Today, Heartland Christian Academy enrolls students in grades K-8, and has added onto and renovated its existing building. It's rural setting and non-denominational, Biblical-based learning is what sets it apart from other schools.

Robert Roach has been principal at Heartland for five years. He said over the course of 30 years, the school has been most successful keeping a broad-based spectrum of churches involved and having a good relationship with the Bemidji School District.

"We have 14 different churches representing students who attend Heartland," Roach said. "Because our students are enrolled in the district, we receive funding for things like transportation and professional training."

The Bemidji School District receives non-public pupil aid from the state for project funding for homeschooled students and private schools. Heartland uses this funding towards free and reduced school lunch, staff training, and school safety and health. The district must also provide transportation.

"We are so blessed to have such a great relationship with the district," Roach said. "When students leave our school they go to public school. We view them as partners."

But with successes there have been challenges. According to Roach, the recent downturn in the economy had some parents making tough choices about their child's schooling.

"More parents are finding their resources limited," Roach said. "I have seen more parents having to make tougher choices about which of their children gets to go to private school than what I remember."

Roach said the school's biggest hurdle is the lack of exposure within the community. The school has struggled with this since he's been principal, Roach said.

"We don't want to be the best kept secret in the Bemidji area," Roach said. "It's nice to be in the country, but sometimes substitute teachers can't find the school."

Another challenge, according to Roach, is the pay scale of its teachers. Teachers at Heartland get paid half of what teachers make at the School District, Roach said.

"Heartland teachers make a lot of sacrifices," Simula said. "They put in a lot of volunteer hours. It's not easy on a small budget. But they have small class sizes and teach a quality education."

This year, teacher Dan Bera said he has five students in his class - not a typical number of students. Last year he had 16 students in his combined third- and fourth-grade class.

"There's a lot of parent involvement," Bera said. "That's what's good about the school. It's one-on-one with students and with parents."

Simula said she is still in touch with her old classmates from Heartland to this day. Attending a small, rural school didn't stop her from accomplishing her goals in high school, she said.

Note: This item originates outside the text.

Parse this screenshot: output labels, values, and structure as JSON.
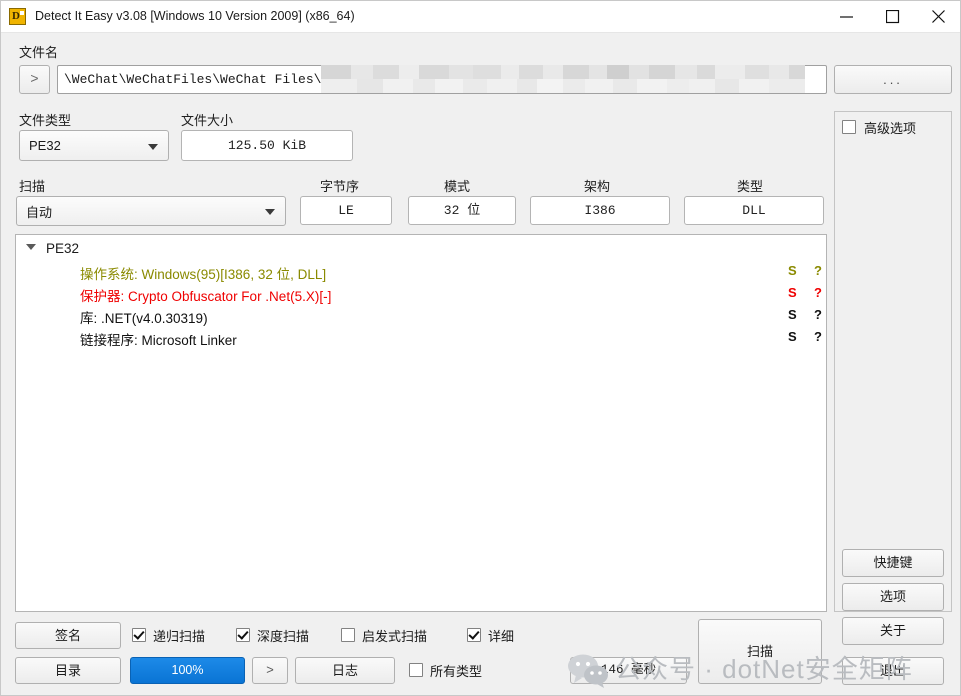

"I went on to participate in band, choir and sports," Simula said. "(Heartland) is where I got my start in soccer."

Heartland Christian Academy will celebrate its 30th anniversary Friday, May 28, with time and place to be announced.